Saturday, April 27, 2019

Conferences: Tried It, Loved It, Stopped Doing It

Author's own photo from RT 2016
This week’s theme: Lit Cons, Fan Cons, Comics Cons: What’s Best For You?

I’ve been to NASA conferences, Romance Writers of America conferences, RT Booklover conferences and Wondercon. I’ve even done a couple of virtual conferences online and book readings fairly locally. I even got invited to a Star Trek con (on my own dime so I had to pass because it wasn’t in the budget at the time) because I’m an official Red Shirt Enterprise crew member, having read the part in a Star Trek audiobook! I had fun at all times. I enjoyed being a presenter, I enjoyed being in the audience, I loved meeting readers, meeting some of my own favorite authors,  going to parties, doing the book signings. Meeting up in real life with people I ‘knew’ on social media was wonderful!
With Author Friends at RT 2016 after a big reader event
Conferences of all types are off my radar now as far as I can see. Not to go into tremendous detail, travel is currently nearly impossible for me due to a couple of chronic medical conditions so I’m a homebody and internet denizen. I don’t even do days at Disneyland right now and that’s pretty darn close via freeway. I get to the grocery store and that’s pretty much it most weeks.

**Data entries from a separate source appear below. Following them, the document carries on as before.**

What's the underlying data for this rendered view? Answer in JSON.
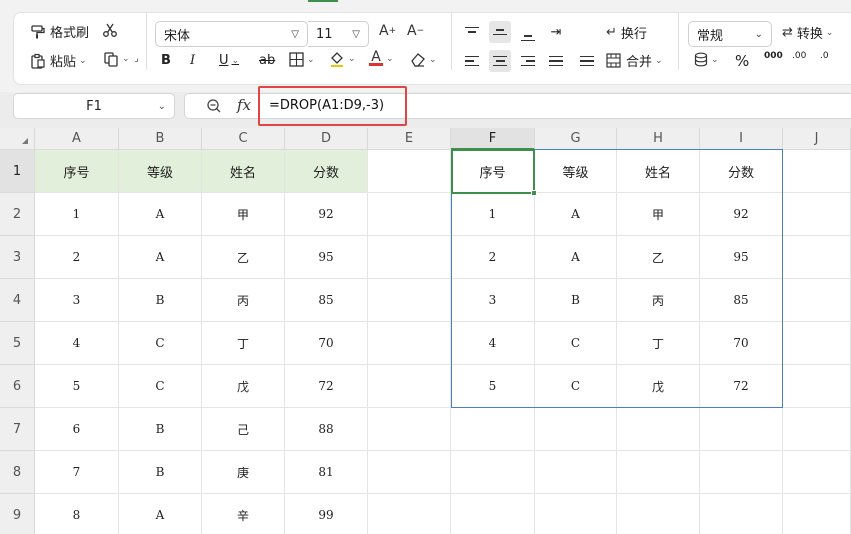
{
  "toolbar": {
    "format_painter": "格式刷",
    "paste": "粘贴",
    "font_name": "宋体",
    "font_size": "11",
    "wrap_text": "换行",
    "merge": "合并",
    "number_format": "常规",
    "convert": "转换",
    "bold": "B",
    "italic": "I",
    "underline": "U",
    "strike": "ab",
    "percent": "%",
    "thousands": "000",
    "dec_inc": ".00",
    "dec_dec": ".0"
  },
  "formula_bar": {
    "name_box": "F1",
    "fx": "fx",
    "formula": "=DROP(A1:D9,-3)"
  },
  "grid": {
    "columns": [
      "A",
      "B",
      "C",
      "D",
      "E",
      "F",
      "G",
      "H",
      "I",
      "J"
    ],
    "rows": [
      "1",
      "2",
      "3",
      "4",
      "5",
      "6",
      "7",
      "8",
      "9"
    ],
    "source_headers": [
      "序号",
      "等级",
      "姓名",
      "分数"
    ],
    "source_rows": [
      [
        "1",
        "A",
        "甲",
        "92"
      ],
      [
        "2",
        "A",
        "乙",
        "95"
      ],
      [
        "3",
        "B",
        "丙",
        "85"
      ],
      [
        "4",
        "C",
        "丁",
        "70"
      ],
      [
        "5",
        "C",
        "戊",
        "72"
      ],
      [
        "6",
        "B",
        "己",
        "88"
      ],
      [
        "7",
        "B",
        "庚",
        "81"
      ],
      [
        "8",
        "A",
        "辛",
        "99"
      ]
    ],
    "result_headers": [
      "序号",
      "等级",
      "姓名",
      "分数"
    ],
    "result_rows": [
      [
        "1",
        "A",
        "甲",
        "92"
      ],
      [
        "2",
        "A",
        "乙",
        "95"
      ],
      [
        "3",
        "B",
        "丙",
        "85"
      ],
      [
        "4",
        "C",
        "丁",
        "70"
      ],
      [
        "5",
        "C",
        "戊",
        "72"
      ]
    ]
  },
  "colors": {
    "header_fill": "#e2efda",
    "selection": "#3c8f4d",
    "spill_border": "#4a7fc4",
    "highlight": "#e04545"
  }
}
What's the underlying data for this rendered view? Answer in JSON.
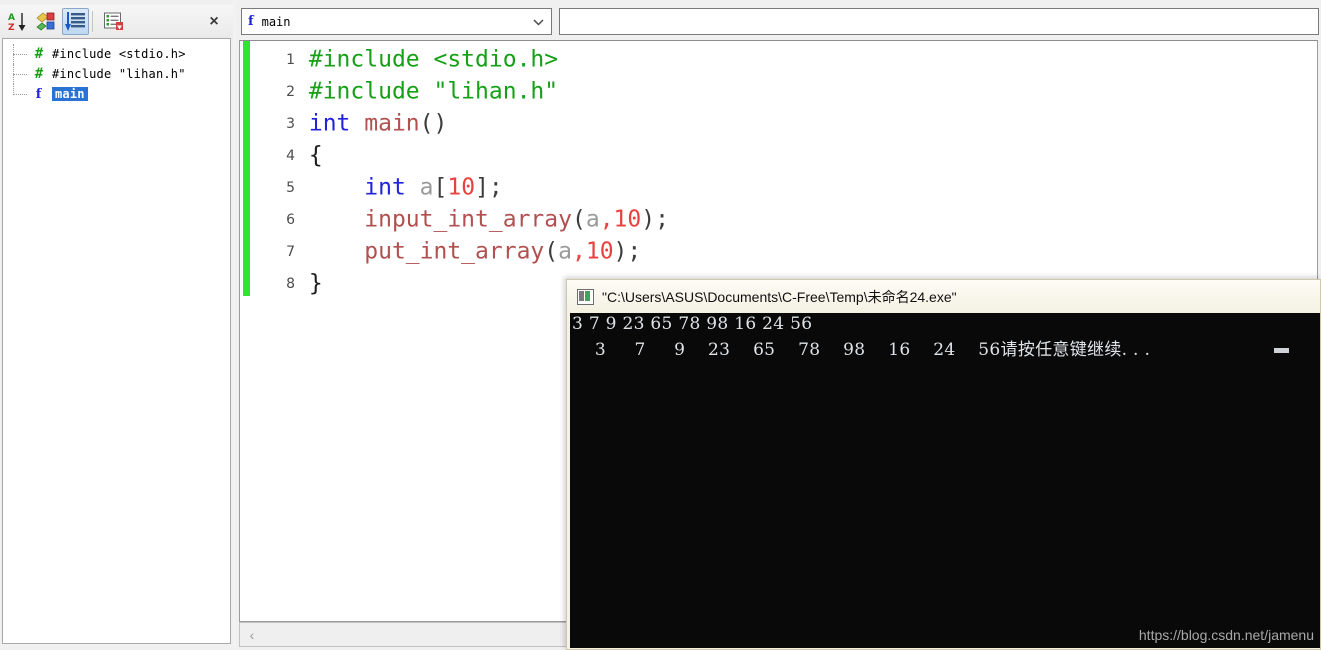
{
  "symbol_panel": {
    "toolbar": {
      "buttons": [
        {
          "name": "sort-alphabetical-icon",
          "title": "Sort alphabetically",
          "active": false
        },
        {
          "name": "sort-by-type-icon",
          "title": "Group by type",
          "active": false
        },
        {
          "name": "outline-view-icon",
          "title": "Outline view",
          "active": true
        },
        {
          "name": "symbol-list-icon",
          "title": "Symbol list",
          "active": false
        }
      ],
      "close_label": "×"
    },
    "tree": [
      {
        "icon": "hash-include-icon",
        "label": "#include <stdio.h>",
        "selected": false
      },
      {
        "icon": "hash-include-icon",
        "label": "#include \"lihan.h\"",
        "selected": false
      },
      {
        "icon": "function-icon",
        "label": "main",
        "selected": true
      }
    ]
  },
  "editor": {
    "scope_combo": {
      "icon": "function-icon",
      "value": "main",
      "arrow": "⌄"
    },
    "member_combo": {
      "value": "",
      "placeholder": ""
    },
    "scrollbar": {
      "left_arrow": "‹"
    },
    "lines": [
      {
        "num": "1",
        "tokens": [
          {
            "t": "#include <stdio.h>",
            "c": "t-pre"
          }
        ]
      },
      {
        "num": "2",
        "tokens": [
          {
            "t": "#include \"lihan.h\"",
            "c": "t-pre"
          }
        ]
      },
      {
        "num": "3",
        "tokens": [
          {
            "t": "int",
            "c": "t-key"
          },
          {
            "t": " ",
            "c": "t-plain"
          },
          {
            "t": "main",
            "c": "t-fn"
          },
          {
            "t": "()",
            "c": "t-pun"
          }
        ]
      },
      {
        "num": "4",
        "tokens": [
          {
            "t": "{",
            "c": "t-plain"
          }
        ]
      },
      {
        "num": "5",
        "tokens": [
          {
            "t": "    ",
            "c": "t-plain"
          },
          {
            "t": "int",
            "c": "t-key"
          },
          {
            "t": " ",
            "c": "t-plain"
          },
          {
            "t": "a",
            "c": "t-var"
          },
          {
            "t": "[",
            "c": "t-pun"
          },
          {
            "t": "10",
            "c": "t-num"
          },
          {
            "t": "];",
            "c": "t-pun"
          }
        ]
      },
      {
        "num": "6",
        "tokens": [
          {
            "t": "    ",
            "c": "t-plain"
          },
          {
            "t": "input_int_array",
            "c": "t-fn"
          },
          {
            "t": "(",
            "c": "t-pun"
          },
          {
            "t": "a",
            "c": "t-var"
          },
          {
            "t": ",",
            "c": "t-num"
          },
          {
            "t": "10",
            "c": "t-num"
          },
          {
            "t": ");",
            "c": "t-pun"
          }
        ]
      },
      {
        "num": "7",
        "tokens": [
          {
            "t": "    ",
            "c": "t-plain"
          },
          {
            "t": "put_int_array",
            "c": "t-fn"
          },
          {
            "t": "(",
            "c": "t-pun"
          },
          {
            "t": "a",
            "c": "t-var"
          },
          {
            "t": ",",
            "c": "t-num"
          },
          {
            "t": "10",
            "c": "t-num"
          },
          {
            "t": ");",
            "c": "t-pun"
          }
        ]
      },
      {
        "num": "8",
        "tokens": [
          {
            "t": "}",
            "c": "t-plain"
          }
        ]
      }
    ]
  },
  "console": {
    "icon": "console-window-icon",
    "title": "\"C:\\Users\\ASUS\\Documents\\C-Free\\Temp\\未命名24.exe\"",
    "output_line_1": "3 7 9 23 65 78 98 16 24 56",
    "output_line_2": "    3     7     9    23    65    78    98    16    24    56请按任意键继续. . .",
    "cursor": "_"
  },
  "watermark": "https://blog.csdn.net/jamenu",
  "colors": {
    "change_bar": "#31e431",
    "selection": "#2a72d4",
    "console_bg": "#090909",
    "preprocessor": "#16a016",
    "keyword": "#2222dd",
    "number": "#e8413f",
    "function": "#b05050"
  }
}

But even before that, I’d decided in late 2016 I was basically done with conferences. The travel and fees were pretty expensive for my budget and I didn’t feel the money spent was giving me a good return on investment as an independently published author. As a person having a good time, ok WOW, yes, bring it on and do more! But as a business decision for my particular small business (which a self-published author IS), I was better off spending the money on more targeted promo of my own books or paying for fabulous book covers, for example.

The experiences were priceless and I satisfied a number of my own personal goals about being a published author (do panels! do a big signing! do cosplay! Meet Nalini Singh!) But I couldn’t justify the hits to my bank account to rack up more of those fun milestones.

An additional consideration for me was that all the prep work before and the down time after that I required after a big conference and the associated travel cost me a lot of writing time while I recovered. Maybe other people can step in and out of their regular lives smoothly and do these big events with nary a ripple, but I’m not one who can.

I think my experiences go to show the truth of the rule that there’s no one right or wrong way to pursue being a published author and growing your base of readers. I tried doing cons, it was FUN OMG, but didn’t work for my particular business.

Not saying categorically I’d never do another but it would have to be a really special event that I could not resist and would require a lot of forethought.


  1. I'm still learning to live with my chronic illness and yes, the prep and downtime needed for traveling is a HUGE component of deciding to go anywhere. So I'm glad that you were able to check off a few things from the bucket list when you could! #goodmemories

    1. Me too, as far as getting to do a lot of fun things early in my author career! That definitely helps with my situation now where travel isn't in the cards for me. Never say never, if I got invited to do a panel at Comic Con for example (which will never happen LOL), I'd find a way to GO.